Activity: Give the number of lines in the records below that include the word "control", and add nothing to it.
++++
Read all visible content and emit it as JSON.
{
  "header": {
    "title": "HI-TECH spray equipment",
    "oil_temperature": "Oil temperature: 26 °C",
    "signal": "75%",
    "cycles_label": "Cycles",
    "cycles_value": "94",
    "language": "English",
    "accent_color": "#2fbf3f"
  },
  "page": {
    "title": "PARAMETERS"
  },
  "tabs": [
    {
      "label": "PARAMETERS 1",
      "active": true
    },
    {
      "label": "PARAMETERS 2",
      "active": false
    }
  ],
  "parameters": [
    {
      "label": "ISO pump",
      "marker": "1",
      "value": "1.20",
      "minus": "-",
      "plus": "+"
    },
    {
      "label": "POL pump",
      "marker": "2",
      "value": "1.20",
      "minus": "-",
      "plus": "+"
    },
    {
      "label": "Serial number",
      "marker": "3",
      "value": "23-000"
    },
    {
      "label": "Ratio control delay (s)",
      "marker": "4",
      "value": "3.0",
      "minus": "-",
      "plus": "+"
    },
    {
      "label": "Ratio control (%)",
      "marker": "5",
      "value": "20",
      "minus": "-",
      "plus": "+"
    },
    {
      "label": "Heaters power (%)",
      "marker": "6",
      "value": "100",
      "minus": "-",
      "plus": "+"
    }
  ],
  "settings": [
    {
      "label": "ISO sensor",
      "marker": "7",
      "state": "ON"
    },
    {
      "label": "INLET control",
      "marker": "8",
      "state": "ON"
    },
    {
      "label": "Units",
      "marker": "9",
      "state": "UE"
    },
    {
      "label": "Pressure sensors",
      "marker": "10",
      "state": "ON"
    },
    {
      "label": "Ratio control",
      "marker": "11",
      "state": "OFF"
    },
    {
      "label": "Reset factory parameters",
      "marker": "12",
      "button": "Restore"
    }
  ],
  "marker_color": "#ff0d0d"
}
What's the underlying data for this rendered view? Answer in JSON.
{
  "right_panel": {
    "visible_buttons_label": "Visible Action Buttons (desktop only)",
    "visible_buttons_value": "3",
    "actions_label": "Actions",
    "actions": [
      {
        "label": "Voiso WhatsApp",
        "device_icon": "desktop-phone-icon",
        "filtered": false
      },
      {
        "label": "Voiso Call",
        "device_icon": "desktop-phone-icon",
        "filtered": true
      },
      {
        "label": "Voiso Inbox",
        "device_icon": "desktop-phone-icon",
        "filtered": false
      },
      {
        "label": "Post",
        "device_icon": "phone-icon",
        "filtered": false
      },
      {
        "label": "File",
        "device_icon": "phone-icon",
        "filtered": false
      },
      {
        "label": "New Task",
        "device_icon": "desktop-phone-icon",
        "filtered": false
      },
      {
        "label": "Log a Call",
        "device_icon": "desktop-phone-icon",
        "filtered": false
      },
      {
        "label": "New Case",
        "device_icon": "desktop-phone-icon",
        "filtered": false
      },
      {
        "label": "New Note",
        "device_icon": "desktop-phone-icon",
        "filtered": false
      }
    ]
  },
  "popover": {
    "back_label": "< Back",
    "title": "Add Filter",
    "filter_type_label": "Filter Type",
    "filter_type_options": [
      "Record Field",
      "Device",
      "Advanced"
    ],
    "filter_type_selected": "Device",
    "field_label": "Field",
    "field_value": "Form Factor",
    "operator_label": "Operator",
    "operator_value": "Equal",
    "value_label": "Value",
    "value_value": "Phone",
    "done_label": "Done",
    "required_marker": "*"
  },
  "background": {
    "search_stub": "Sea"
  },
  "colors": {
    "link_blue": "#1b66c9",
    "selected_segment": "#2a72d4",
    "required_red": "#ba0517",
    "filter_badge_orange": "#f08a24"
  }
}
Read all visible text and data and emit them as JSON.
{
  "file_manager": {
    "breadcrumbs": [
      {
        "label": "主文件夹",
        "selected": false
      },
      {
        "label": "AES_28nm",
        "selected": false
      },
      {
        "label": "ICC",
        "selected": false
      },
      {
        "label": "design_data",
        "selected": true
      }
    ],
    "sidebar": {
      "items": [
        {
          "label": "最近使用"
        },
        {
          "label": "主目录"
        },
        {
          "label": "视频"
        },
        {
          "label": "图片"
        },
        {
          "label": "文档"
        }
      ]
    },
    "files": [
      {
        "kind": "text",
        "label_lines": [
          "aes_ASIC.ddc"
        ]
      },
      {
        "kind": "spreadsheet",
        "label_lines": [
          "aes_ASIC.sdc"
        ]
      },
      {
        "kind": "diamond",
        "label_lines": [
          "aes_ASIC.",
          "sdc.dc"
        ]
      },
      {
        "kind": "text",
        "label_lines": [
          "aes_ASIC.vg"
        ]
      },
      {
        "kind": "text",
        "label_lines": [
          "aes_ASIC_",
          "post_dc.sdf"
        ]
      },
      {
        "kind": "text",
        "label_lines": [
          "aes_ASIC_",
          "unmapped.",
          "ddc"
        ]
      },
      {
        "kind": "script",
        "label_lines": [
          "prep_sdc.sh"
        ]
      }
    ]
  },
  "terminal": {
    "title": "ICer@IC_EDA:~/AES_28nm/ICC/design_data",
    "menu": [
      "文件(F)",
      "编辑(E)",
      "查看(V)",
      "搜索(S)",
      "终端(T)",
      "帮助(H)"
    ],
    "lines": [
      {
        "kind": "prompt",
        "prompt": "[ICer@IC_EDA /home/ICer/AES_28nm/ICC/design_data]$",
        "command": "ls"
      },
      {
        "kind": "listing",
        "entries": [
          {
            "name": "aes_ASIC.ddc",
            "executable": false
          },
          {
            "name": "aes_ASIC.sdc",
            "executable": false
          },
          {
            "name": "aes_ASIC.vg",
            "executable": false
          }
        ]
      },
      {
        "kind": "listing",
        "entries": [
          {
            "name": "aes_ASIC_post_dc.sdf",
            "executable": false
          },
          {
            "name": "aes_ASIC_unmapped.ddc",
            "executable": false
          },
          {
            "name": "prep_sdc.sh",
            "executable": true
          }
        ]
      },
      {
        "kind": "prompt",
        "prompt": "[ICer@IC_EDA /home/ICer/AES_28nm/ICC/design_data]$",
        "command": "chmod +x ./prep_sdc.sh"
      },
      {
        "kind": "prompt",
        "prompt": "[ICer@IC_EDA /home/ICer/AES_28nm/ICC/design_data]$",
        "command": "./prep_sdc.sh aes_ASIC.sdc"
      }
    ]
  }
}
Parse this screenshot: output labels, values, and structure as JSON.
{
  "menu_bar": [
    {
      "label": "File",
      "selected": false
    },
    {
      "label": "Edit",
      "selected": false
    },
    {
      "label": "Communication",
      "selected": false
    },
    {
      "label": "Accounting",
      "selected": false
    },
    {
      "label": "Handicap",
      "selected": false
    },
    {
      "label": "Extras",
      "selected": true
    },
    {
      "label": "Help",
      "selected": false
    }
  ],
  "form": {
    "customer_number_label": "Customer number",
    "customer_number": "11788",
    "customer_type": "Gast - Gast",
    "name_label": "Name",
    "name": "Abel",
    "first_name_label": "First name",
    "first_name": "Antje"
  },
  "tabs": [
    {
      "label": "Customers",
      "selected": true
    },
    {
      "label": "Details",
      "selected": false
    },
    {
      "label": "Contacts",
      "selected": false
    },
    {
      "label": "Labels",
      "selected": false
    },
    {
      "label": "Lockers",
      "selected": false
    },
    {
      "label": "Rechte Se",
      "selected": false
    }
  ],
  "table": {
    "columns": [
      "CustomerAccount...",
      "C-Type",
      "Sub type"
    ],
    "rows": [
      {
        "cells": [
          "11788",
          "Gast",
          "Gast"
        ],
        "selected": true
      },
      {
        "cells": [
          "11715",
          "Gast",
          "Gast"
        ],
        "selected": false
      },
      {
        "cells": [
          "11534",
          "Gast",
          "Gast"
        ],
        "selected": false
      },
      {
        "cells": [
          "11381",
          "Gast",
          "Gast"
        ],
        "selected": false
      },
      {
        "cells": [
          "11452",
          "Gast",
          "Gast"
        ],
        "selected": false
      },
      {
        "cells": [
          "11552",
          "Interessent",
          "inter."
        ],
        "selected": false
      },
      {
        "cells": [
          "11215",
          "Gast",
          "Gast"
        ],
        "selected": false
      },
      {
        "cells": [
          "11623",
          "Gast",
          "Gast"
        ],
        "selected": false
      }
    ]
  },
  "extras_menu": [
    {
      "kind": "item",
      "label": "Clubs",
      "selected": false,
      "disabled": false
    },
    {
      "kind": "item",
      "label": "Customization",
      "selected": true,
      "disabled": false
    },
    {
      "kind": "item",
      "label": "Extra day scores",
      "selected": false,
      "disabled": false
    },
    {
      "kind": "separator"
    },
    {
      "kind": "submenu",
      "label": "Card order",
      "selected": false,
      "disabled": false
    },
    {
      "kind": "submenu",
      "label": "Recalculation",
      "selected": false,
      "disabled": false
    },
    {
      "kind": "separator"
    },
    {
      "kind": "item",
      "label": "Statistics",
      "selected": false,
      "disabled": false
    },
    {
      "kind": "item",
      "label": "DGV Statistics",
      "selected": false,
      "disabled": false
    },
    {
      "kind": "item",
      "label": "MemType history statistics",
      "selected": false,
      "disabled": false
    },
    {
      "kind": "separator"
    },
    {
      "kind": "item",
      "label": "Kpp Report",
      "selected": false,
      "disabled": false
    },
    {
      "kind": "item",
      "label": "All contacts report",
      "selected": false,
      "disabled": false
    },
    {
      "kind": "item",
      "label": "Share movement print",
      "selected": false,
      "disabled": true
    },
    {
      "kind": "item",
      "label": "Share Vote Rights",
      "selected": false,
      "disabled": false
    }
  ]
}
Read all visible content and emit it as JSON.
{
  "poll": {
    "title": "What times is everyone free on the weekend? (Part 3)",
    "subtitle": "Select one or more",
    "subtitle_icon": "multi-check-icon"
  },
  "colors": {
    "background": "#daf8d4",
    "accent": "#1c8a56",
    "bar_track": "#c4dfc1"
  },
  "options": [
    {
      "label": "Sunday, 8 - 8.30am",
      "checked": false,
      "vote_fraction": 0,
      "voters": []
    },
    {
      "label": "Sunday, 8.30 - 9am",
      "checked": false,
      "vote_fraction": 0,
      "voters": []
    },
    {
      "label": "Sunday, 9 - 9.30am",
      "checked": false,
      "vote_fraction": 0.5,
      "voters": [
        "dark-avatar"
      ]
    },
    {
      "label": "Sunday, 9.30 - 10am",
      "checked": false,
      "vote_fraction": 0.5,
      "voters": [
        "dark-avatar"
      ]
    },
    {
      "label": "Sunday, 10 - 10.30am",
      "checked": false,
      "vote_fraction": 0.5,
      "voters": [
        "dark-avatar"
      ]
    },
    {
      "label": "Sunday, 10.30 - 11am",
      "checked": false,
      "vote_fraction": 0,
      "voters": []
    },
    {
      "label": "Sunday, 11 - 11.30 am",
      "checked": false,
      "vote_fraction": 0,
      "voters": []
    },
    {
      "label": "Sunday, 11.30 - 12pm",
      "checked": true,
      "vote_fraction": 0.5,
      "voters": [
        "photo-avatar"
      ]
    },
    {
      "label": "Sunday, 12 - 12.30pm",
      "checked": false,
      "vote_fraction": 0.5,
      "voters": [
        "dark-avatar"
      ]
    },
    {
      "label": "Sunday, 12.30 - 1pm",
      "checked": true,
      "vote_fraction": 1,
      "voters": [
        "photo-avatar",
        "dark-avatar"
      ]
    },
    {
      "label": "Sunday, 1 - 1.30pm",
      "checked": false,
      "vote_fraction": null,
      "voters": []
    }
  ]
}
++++
Your solution: 4